Insecurity and therefore not wanting to take my camera or laptop everywhere I go. In Austria I take my laptop pretty much anywhere when I know I’ll have some time to write or edit photos. I don’t do that in Colombia when I’m in Bogotá. But it’s also a good thing: I’m more proactively looking for other things to occupy myself with when I have to wait.
What do you miss most about home?
Haha! The food and the security. I love to walk and to run, both are very restricted in Bogotá due to security reasons.
Do you speak Spanish fluently? What has the language process been like?
I do speak Spanish fluently! I love the language and the culture that I connect it with. When I lived in Venezuela I didn’t know any Spanish and within three months I started to speak more confidently. I’ve also worked and travelled Mexico extensively and lived in Spain – all that helped me a lot with getting to where I’m now with my Spanish.
Learn by talking, but don’t forget about the grammar at some point.
What did you do to meet people and integrate in your new home?
I chose to live with a Colombian family, that way I gain some great insights about Bogotá and Colombia. We always share our meals and eat together – and of course talk about pretty much anything.
In Bogotá there’s a bar that offers this “Gringo Tuesday“ event, where you can practice Spanish or any other language. You wouldn’t believe how many gringos and Colombians take part!
What custom/habits have you found to be the most different from your own culture or have found it difficult to adjust to?
Being on time. When you decide on meeting at 3pm, you’ll probably meet around 4pm or even later. So when I make plans with friends I always ask “Colombian time or Austrian time?“ They understand and try to be more punctual.

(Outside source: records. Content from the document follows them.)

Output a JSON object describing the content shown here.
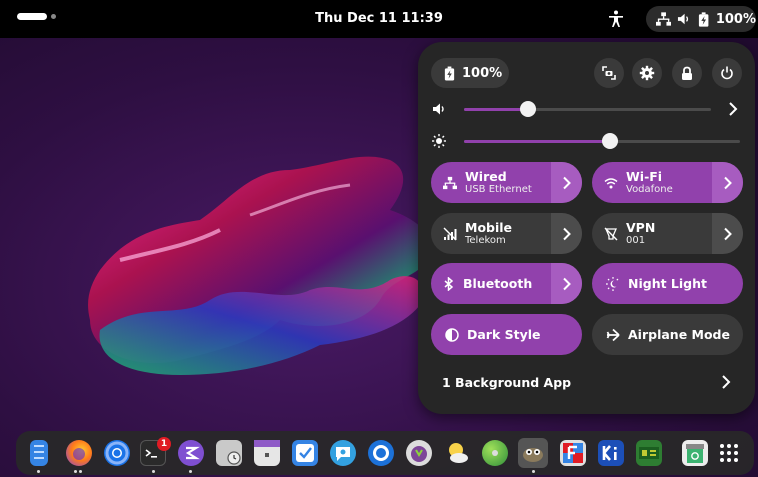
{
  "topbar": {
    "clock": "Thu Dec 11  11:39",
    "battery_label": "100%"
  },
  "quick_settings": {
    "battery_label": "100%",
    "volume_level": 0.26,
    "brightness_level": 0.53,
    "tiles": {
      "wired": {
        "title": "Wired",
        "subtitle": "USB Ethernet",
        "active": true
      },
      "wifi": {
        "title": "Wi-Fi",
        "subtitle": "Vodafone",
        "active": true
      },
      "mobile": {
        "title": "Mobile",
        "subtitle": "Telekom",
        "active": false
      },
      "vpn": {
        "title": "VPN",
        "subtitle": "001",
        "active": false
      },
      "bluetooth": {
        "title": "Bluetooth",
        "active": true
      },
      "night_light": {
        "title": "Night Light",
        "active": true
      },
      "dark_style": {
        "title": "Dark Style",
        "active": true
      },
      "airplane_mode": {
        "title": "Airplane Mode",
        "active": false
      }
    },
    "background_apps": "1 Background App"
  },
  "dock": {
    "terminal_badge": "1"
  },
  "colors": {
    "accent": "#9141ac",
    "panel": "#262626",
    "tile_off": "#3a3a3a"
  }
}
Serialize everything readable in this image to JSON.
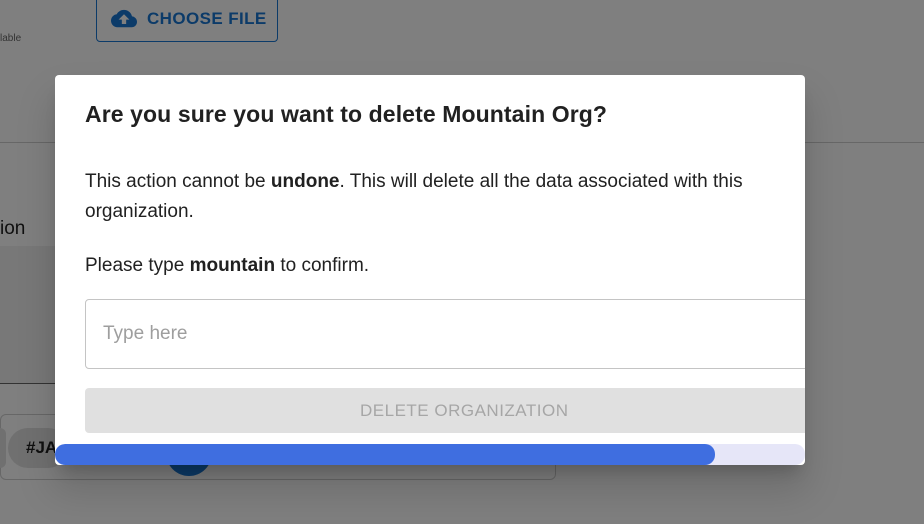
{
  "background": {
    "choose_file_label": "CHOOSE FILE",
    "available_fragment": "lable",
    "section_label_fragment": "ion",
    "chip_fragment": "#JA"
  },
  "dialog": {
    "title": "Are you sure you want to delete Mountain Org?",
    "message_pre": "This action cannot be ",
    "message_bold": "undone",
    "message_post": ". This will delete all the data associated with this organization.",
    "confirm_pre": "Please type ",
    "confirm_bold": "mountain",
    "confirm_post": " to confirm.",
    "input_value": "",
    "input_placeholder": "Type here",
    "delete_button_label": "DELETE ORGANIZATION",
    "delete_button_disabled": true,
    "progress_percent": 88
  },
  "colors": {
    "primary": "#1976d2",
    "progress_fill": "#3f6ee0",
    "progress_track": "#e6e6f8",
    "disabled_button_bg": "#e0e0e0",
    "disabled_button_text": "#a6a6a6"
  },
  "icons": {
    "upload": "cloud-upload-icon"
  }
}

How do you feel that the people of Colombia see you? Are you treated any differently?
I do feel treated differently sometimes when people judge me by my physical appearance only. I’m tall, blond, blue-eyed and compared to many Colombians a ghost when it comes to my skin tone. Sometimes I get really annoyed when they try to charge me a gringo-tax, but mostly they reconsider when we start talking in Spanish.

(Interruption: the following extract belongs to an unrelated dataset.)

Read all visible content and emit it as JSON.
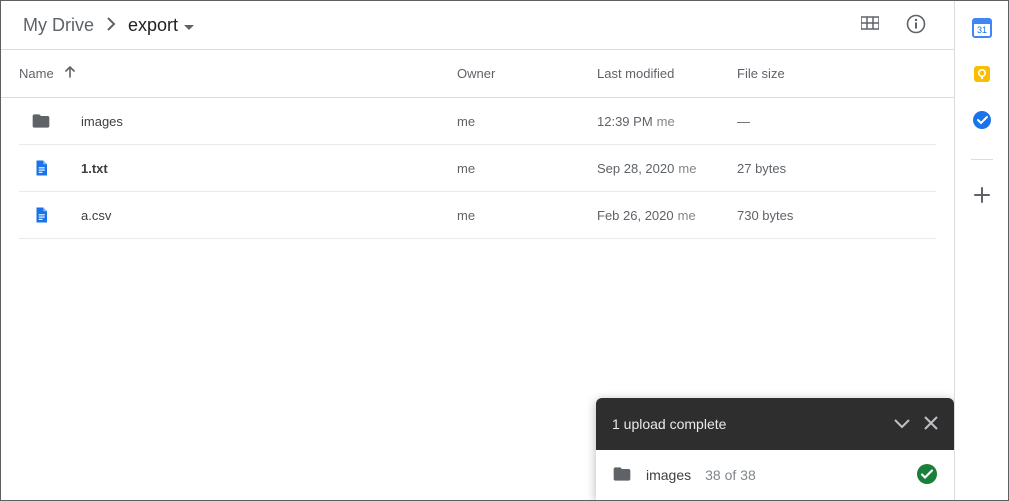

What is a myth about your adopted country?
Myth 1: Everyone is a drug dealer. Drugs shaped Colombia in the past and they still do. But that doesn’t mean everyone is involved. There are so many people in Colombia clever enough not to get involved in the drub business.
Myth 2: Pablo Escobar is a national hero – might be true somewhat but remember that he was a murderer.
Myth 3: It’s not safe. In the last years the whole security situation has changed and improved a lot. You can travel Colombia at peace, but still trust your gut! FYI: Did you know that Colombian presidente Juan Manuel Santos won the Nobel Peace Price for settling an agreement with FARC.
What is your favorite dish in Colombia?
Probably Empanadas – filled corn dough. I prefer the Empanada de Queso – empanada with cheese. Those are sold pretty much anywhere. It’s fried, so you wouldn’t want to eat them everyday.
What advice would you give someone who was traveling to Colombia?
Trust your guts and trust the people here. Eat lots of the delicious fruits and simply enjoy it.
What are your favorite spots in Colombia that you have visited?
So far: I loved the diving in San Andrés (but I didn’t like the island itself), I absolutely fell in love with Cartagena and the national parks around Bogotá. I’m sure that will change as soon as I’ll get to see more in the next couple of weeks and months.
Any plans on visiting other Latin American countries this year? If yes, where will you go and what you will do?
Now the good part! While living in Colombia, I’ll try to visit some places that really call my attention – anything outdoor, diving, hiking, …
Then I’ve planned to go to amazing Galapagos in April, then probably come back to discover mainland Ecuador in June. Then off to Aruba, Bonaire and Curazao, before making my way back home to Austria – without using a single plane. I’ll take a boat from Cartagena to Panama, then some buses around Panama and Costa Rica and board the containership there. It’ll stop in Jamaica before arriving in the Netherlands about two weeks later. Then some buses or trains and tada – back in Austria.
And I’m already planning to go to Bolivia and maybe Peru next year in spring.